Famed author, Bernard Malamud once wrote, "Without heroes, we are all plain people and don't know how far we can go." His comment reflects that there are individuals who make the rest of us aspire to do better. These words are particularly fitting as the United States pauses for Veterans Day to honor those who have served our nation.
On behalf of the members of the American Philatelic Society, the Board and the staff, we offer words of thanks to each man and woman who served in defense of our freedom at home and abroad. And although this is a day of honoring our veterans, we also express our thanks to the spouses and children who have supported, missed, or lost a loved one serving in our nation's military.
President Abraham Lincoln once said, "Honor to the soldier and sailor everywhere, who bravely bears his country's cause.
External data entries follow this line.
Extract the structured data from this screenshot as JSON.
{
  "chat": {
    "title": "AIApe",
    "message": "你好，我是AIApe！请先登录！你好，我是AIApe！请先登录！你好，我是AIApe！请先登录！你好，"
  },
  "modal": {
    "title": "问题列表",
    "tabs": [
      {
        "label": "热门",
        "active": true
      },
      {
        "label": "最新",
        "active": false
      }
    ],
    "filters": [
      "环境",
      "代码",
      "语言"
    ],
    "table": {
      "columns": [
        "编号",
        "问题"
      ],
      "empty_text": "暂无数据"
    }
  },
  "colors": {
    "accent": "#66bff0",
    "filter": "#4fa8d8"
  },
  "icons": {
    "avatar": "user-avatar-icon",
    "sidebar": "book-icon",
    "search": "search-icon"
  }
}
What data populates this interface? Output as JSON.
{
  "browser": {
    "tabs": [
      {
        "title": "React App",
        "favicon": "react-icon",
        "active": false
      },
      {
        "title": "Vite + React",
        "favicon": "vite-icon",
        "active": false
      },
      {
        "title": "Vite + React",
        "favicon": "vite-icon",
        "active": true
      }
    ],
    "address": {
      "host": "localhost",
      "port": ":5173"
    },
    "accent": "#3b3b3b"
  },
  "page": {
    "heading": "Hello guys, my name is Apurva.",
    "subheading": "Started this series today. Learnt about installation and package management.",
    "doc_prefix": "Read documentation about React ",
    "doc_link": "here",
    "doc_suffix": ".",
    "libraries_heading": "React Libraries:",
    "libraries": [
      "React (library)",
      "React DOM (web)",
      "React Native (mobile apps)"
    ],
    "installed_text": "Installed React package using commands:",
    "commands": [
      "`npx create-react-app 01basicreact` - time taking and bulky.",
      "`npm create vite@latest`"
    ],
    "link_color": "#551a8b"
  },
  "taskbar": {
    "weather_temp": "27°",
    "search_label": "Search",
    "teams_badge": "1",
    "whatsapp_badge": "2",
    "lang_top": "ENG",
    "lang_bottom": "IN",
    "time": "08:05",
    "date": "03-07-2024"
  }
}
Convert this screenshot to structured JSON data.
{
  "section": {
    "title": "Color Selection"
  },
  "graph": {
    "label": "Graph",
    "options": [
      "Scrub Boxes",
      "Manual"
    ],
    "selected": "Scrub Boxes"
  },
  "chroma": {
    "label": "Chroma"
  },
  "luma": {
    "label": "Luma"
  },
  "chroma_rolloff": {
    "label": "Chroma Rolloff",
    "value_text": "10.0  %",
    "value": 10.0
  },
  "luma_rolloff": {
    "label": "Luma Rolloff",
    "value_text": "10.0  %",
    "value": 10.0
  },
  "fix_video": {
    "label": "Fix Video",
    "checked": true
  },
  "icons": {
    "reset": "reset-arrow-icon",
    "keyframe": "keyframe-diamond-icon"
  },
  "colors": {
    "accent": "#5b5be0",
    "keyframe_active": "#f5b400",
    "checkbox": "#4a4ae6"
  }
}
Honor, also, to the citizen who cares for his brother in the field and serves, as he best can, the same cause."
Today, almost 22 million veterans live in the United States, some long since left active duty, others still just recently returned home. If you have a chance, please say thank you to a veteran you know today. With nearly 250,000 men and women returning home each year, you may consider inviting them to your next stamp club meeting or stamp show. For those who may be in a local veterans' hospital, a gift of stamps can be a positive hobby for those recuperating.
To all our veterans — thank you for all you have done on our behalf. You are the heroes that show us how far we can go. We wish the best to you and your families on Veterans Day and throughout the year.
— Your friends from the American Philatelic Society
You are spot on and that's why we included the families that support our soldiers in the message. I've received quite a few notes from veterans and family members already today. Such great stories they are sharing with us.
My dad was able to go to Pearl Harbor as he served actively in WW11. He was at Iwo Jima after the battle. The pictures are horrible. He then went to the sea of Japan and waited to invade Japan. Of course T ruman had other ideas.